In the Orthodox Church, the All Saints Day it is celebrated on the first Sunday after Pentecost. Here is a review of the history and traditions of this religious holiday.
Where does All Saints’ Day come from?
Although now celebrated in November, All Saints’ Day was originally celebrated on May 13, although the origin cannot be traced with certainty, according to the Encyclopedia Britannica.

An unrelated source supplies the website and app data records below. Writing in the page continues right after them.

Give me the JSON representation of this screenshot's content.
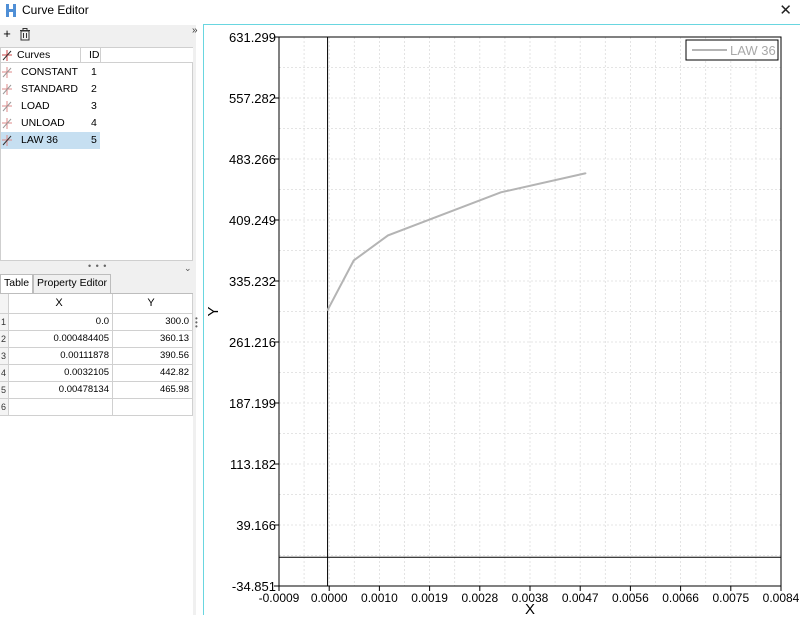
{
  "window": {
    "title": "Curve Editor",
    "close_glyph": "✕",
    "collapse_glyph": "»"
  },
  "toolbar": {
    "add_glyph": "+",
    "delete_icon": "trash-icon"
  },
  "curves_list": {
    "columns": [
      "Curves",
      "ID"
    ],
    "items": [
      {
        "name": "CONSTANT",
        "id": "1",
        "selected": false
      },
      {
        "name": "STANDARD",
        "id": "2",
        "selected": false
      },
      {
        "name": "LOAD",
        "id": "3",
        "selected": false
      },
      {
        "name": "UNLOAD",
        "id": "4",
        "selected": false
      },
      {
        "name": "LAW 36",
        "id": "5",
        "selected": true
      }
    ],
    "selection_color": "#c6dff1"
  },
  "tabs": [
    {
      "label": "Table",
      "active": true
    },
    {
      "label": "Property Editor",
      "active": false
    }
  ],
  "table": {
    "columns": [
      "X",
      "Y"
    ],
    "rows": [
      {
        "n": "1",
        "x": "0.0",
        "y": "300.0"
      },
      {
        "n": "2",
        "x": "0.000484405",
        "y": "360.13"
      },
      {
        "n": "3",
        "x": "0.00111878",
        "y": "390.56"
      },
      {
        "n": "4",
        "x": "0.0032105",
        "y": "442.82"
      },
      {
        "n": "5",
        "x": "0.00478134",
        "y": "465.98"
      },
      {
        "n": "6",
        "x": "",
        "y": ""
      }
    ]
  },
  "chart_data": {
    "type": "line",
    "xlabel": "X",
    "ylabel": "Y",
    "xlim": [
      -0.0009,
      0.0084
    ],
    "ylim": [
      -34.851,
      631.299
    ],
    "x_ticks": [
      "-0.0009",
      "0.0000",
      "0.0010",
      "0.0019",
      "0.0028",
      "0.0038",
      "0.0047",
      "0.0056",
      "0.0066",
      "0.0075",
      "0.0084"
    ],
    "y_ticks": [
      "631.299",
      "557.282",
      "483.266",
      "409.249",
      "335.232",
      "261.216",
      "187.199",
      "113.182",
      "39.166",
      "-34.851"
    ],
    "grid": true,
    "legend_position": "top-right",
    "series": [
      {
        "name": "LAW 36",
        "color": "#b4b4b4",
        "x": [
          0.0,
          0.000484405,
          0.00111878,
          0.0032105,
          0.00478134
        ],
        "y": [
          300.0,
          360.13,
          390.56,
          442.82,
          465.98
        ]
      }
    ]
  }
}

Pope Boniface IV formally initiated what would later become known as All Saints’ Day on May 13 in 609, when he dedicated the Pantheon in Rome as a church in honor of the Virgin Mary and all the martyrs.
The current date of November 1 It was established by Pope Gregory III during his tenure (731-741) when he dedicated a chapel in St. Peter’s Basilica in Rome in honor of all the saints.
Although at first this celebration was limited to Rome, later, in the year 837, Pope Gregory IV ordered the official observance of All Saints’ Day every November 1 and it extended its celebration to the whole Church.
All Saints really means ALL Saints
While many canonized saints are celebrated with their own individual parties (like Saint Patrick), saints who have not been canonized do not have a particular celebration.
A sacred obligation
According Catholic OnlineWithin the Catholic Church, All Saints Day is generally considered a Holy Day of Obligation, which means that all Catholics must attend Mass unless they are handicapped by illness or some other suitable excuse.
However, the mass is not mandatory in 2021 because the party falls on Monday. As long as November 1 falls on a Monday or Saturday, Catholics are encouraged to attend Mass, but it is not required.
After the Protestant Reformation, many of the Protestant groups kept celebrating All Saints’ Day. Methodists, for example, recognize it as a day to sincerely thank God for the lives and deaths of the Saints, according to Christianity.com.
Celebrations around the world
While it is not a public holiday in the United States, All Saints Day is officially celebrated in many countries.
On France and Germany, people have the day off and businesses are closed.
In countries like Philippines, where All Saints’ Day is known as “Undas,” the day is not just to remember the saints, but to honor and remember deceased loved ones, usually with prayers, flowers, and good offerings.